Of course I signed up for a Writer’s Workshop entitled Good Naked.
I saw her before I entered the room, instantly sensing an attractive alpha female, having taken a flash inventory of the participants as I opened the glass door. I had no idea she was Joni B. Cole until after I realized I had claimed the empty seat next to the teacher.
“What did you have for breakfast? What makes the perfect breakfast and why are you writing?” she asked the twelve of us as a way of breaking the ice and percolating introductions around the table.
“I made a spinach omelet this morning and it was the perfect breakfast,” I added as my introduction. “I write to expose the truth from within. I want to find authentic ways to tell my stories without falling upon clichés in thought or words.”
Joni confessed to a breakfast of 4 cups of coffee and a donut. Then, we began the work.
“The prompt is: I’m not sorry. Write for 11 minutes.”
“Go,” she commanded and I began writing…
I’m not sorry. We all have our individual paths, challenges obstacles gains, losses, surprises, disasters, blessings and curses to overcome. I am your father but I am also someone else’s kid. I have had the same kind of wins and losses that you’re experiencing. I have asked myself why, many more times than you have because I have been on this Earth for seven decades. So do not expect an apology. I have yet to get one and I do not feel unfulfilled expectation.
I have often wondered why things seem to take place as if there was or is an external Force at work. Do you believe in destiny? Is there a reason why some people seem to win without trying while others struggle hopelessly failing and failing in a downward spiral? I believe there are significant events that mark a point of decision. Some see them as turning points in retrospect. That time when you had to choose. That choice takes you forward or knocks you back. The choice is what matters. And there are those who choose to freeze, making no choice at all, the ultimate failure.
I bought Joni B. Cole’s latest book, Good Naked: Reflections on How to Write More, Write Better, and Be Happier
…and cut loose from any restraints on marking it up with a highlighter. This book deserves to be marked up, spawning a rich collection of writer memes and words to write by. I asked her to sign my book but I couldn’t read what she wrote. It did not say: Talk is cheap. Writing is deep. Taking action is even deeper – but that’s the message I got from her. I said that to myself because I promised her I would write a review and publish it in Amazon and Barnes & Noble. This is that review:

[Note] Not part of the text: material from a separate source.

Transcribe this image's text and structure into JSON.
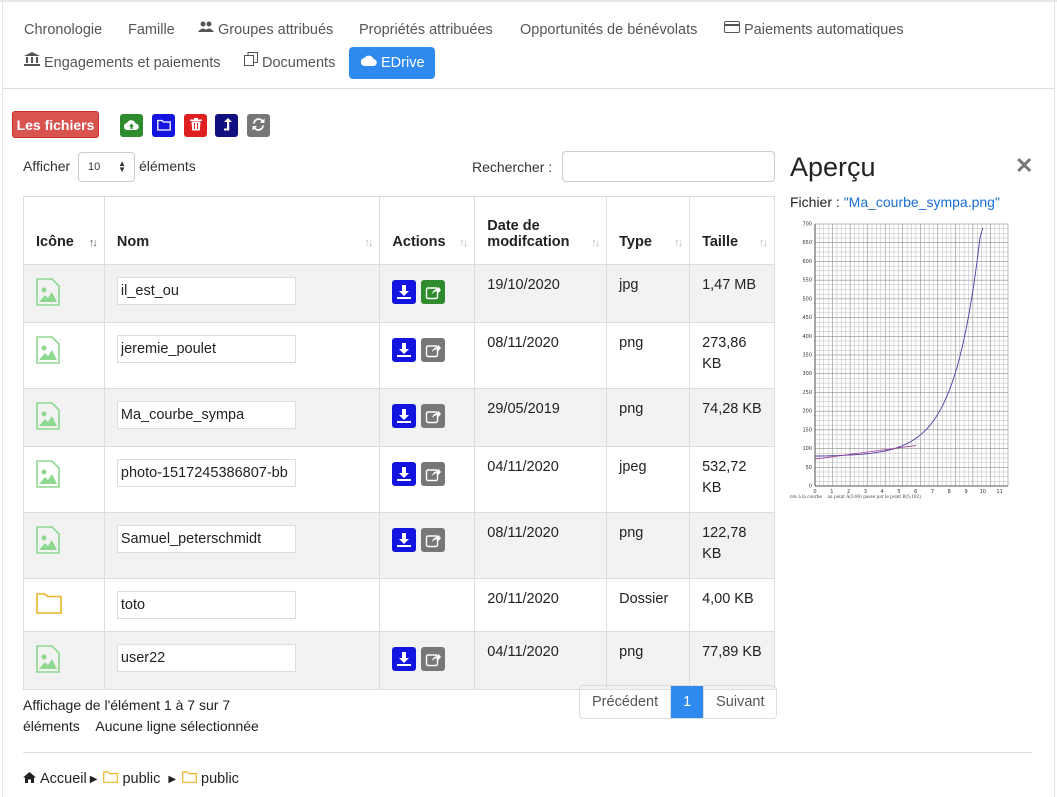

The first set of words I underlined in my copy of Good Naked say, “What book? At the moment all you have is a feral pig.” It made me laugh. She will make you laugh again and again. On page 9, the second thing I underlined is a writing prompt: “Goodbye. I’ll miss you.” She says, “Just put those words on the page and keep writing…”
I miss Joni B. Cole. I miss reading her book but I have a copy of an earlier work, her Toxic Feedback: Helping Writers Survive and Thrive to soothe my grief. That title was published in 2006 and much like Good Naked, she is neither toxic nor unclothed but she bares her heart. That’s why I love her. She takes risks, choosing to level with everyone, be they a reader or a student in one of her workshops. Rather than place herself on an imaginary pedestal, she truly believes that everyone has a story to tell. Her goal is to empower anyone she encounters with confidence and a firm kick in the ass to get started. She allocates no time to waiting around for inspiration. Stop planning your next great novel and start doing.
“All behaviors and ideas are generative, building on the ones that came before. What this more realistic view of creativity means is that you are always in the flow.” – page 21. In other words, writer’s block is just an excuse to do nothing. The British call it “work shy.” Joni wants those who follow her to have faith that out of the muck of whatever you write there will be pearls worth retrieving.
“We need to respect even our pre-drafts. We need to recognize the value of every stage of the development of our manuscripts because if we don’t, we are always going to be apologizing, and are likely to overlook the crucial role that every draft serves in the creative process.” – page 86.
My promise kept to Joni B. Cole is realized as a deep admiration for her work. She devotes her life to empowering others through her books and her writer’s workshops. If you are stuck, looking for inspiration, or in doubt regarding your value as a writer, Good Naked will light a candle in the dark spaces of your soul.
In the last words I underlined, on page 188 Joni says, “I think the best choices in life, as in writing, come down to the answer to one overarching question: What is in service to our story?”